College student Allison Martell and her friends gather every Sunday night as a way to reconnect after spending their school years in different parts of the country. She said that, while not all of the music is of their taste, it's something to look forward to at the end of every week.

"Sometimes we hang on the blanket, and sometimes we get up and dance if we are in to the music. But mostly, we are here to spend time together," she said.

Millersville-based couple Douglas and Kathy Keene have been attending the Sunday night concerts for at least 25 years.

"The variety is what we enjoy," Kathy Keene said. "They try to reach everybody's taste in music."

In their lawn chairs with a blanket wrapped around them is where Douglas Kenne said they love to come out into the fresh air and "people watch."

"I said to her on the way here earlier: I will continue to come here on Sunday evenings as long as I live in the area and am able-bodied," Douglas Kenne said. "And you can't beat the price."

While the concerts are free and open for anyone to attend, they run on the proceeds of the Long's Park Art & Craft Festival each Labor Day weekend and donations collected by 10-12 volunteers each week.

The donors on the lawn are different people with a common love of being outside and listening to good music, said volunteer Erika Faulkner. "I walk around and am reminded that Lancaster is such a diverse, cool community."

That community is represented in the parents, grandparents, children, friends and animals that attend each week.

"We're on our 14th show in 16 days," Birchwood shouts right before the last song of the evening. As the sun set and temperatures dropped, groups hauled in their toys, kids and dogs to listen closely to Birchwood's last few notes.

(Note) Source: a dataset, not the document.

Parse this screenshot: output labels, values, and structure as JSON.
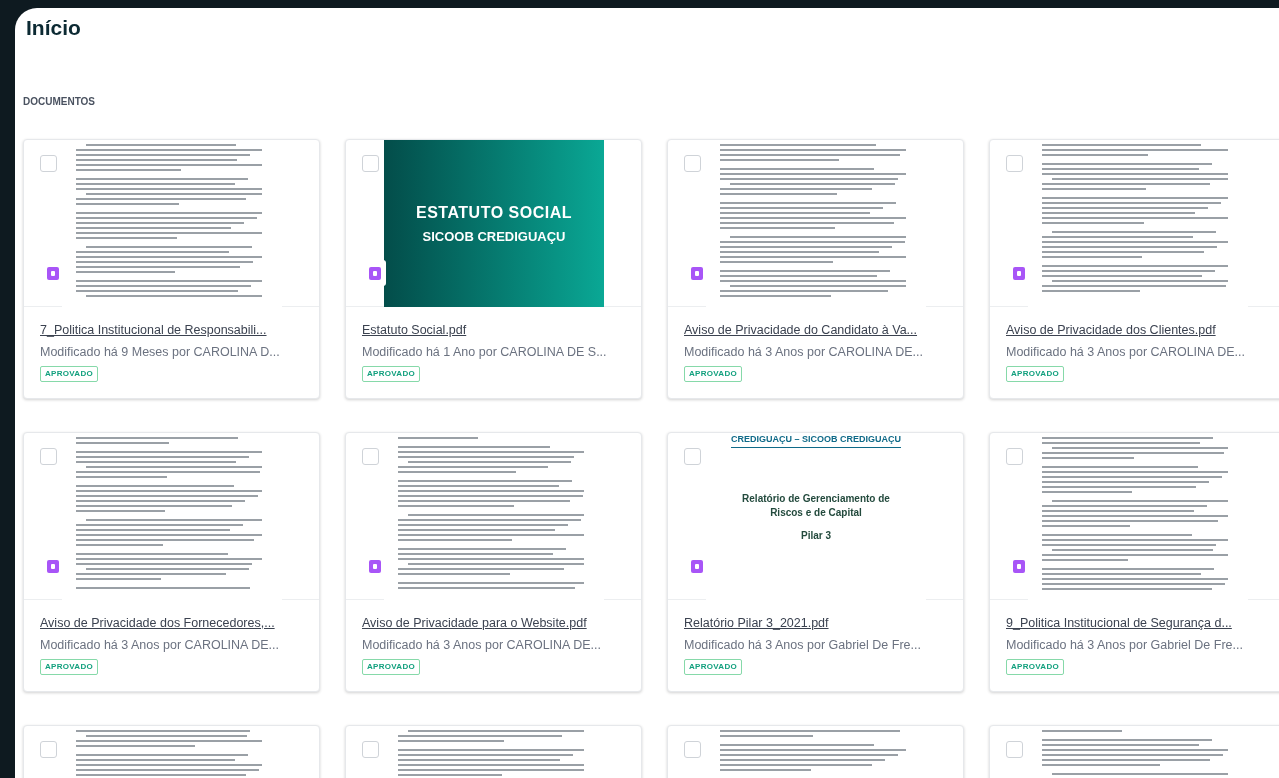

"But you know what?" Birchwood said, strumming the first chords of the last song of the evening. "I get to do what I love, so I'm not tired in this moment -- I hope you aren't either."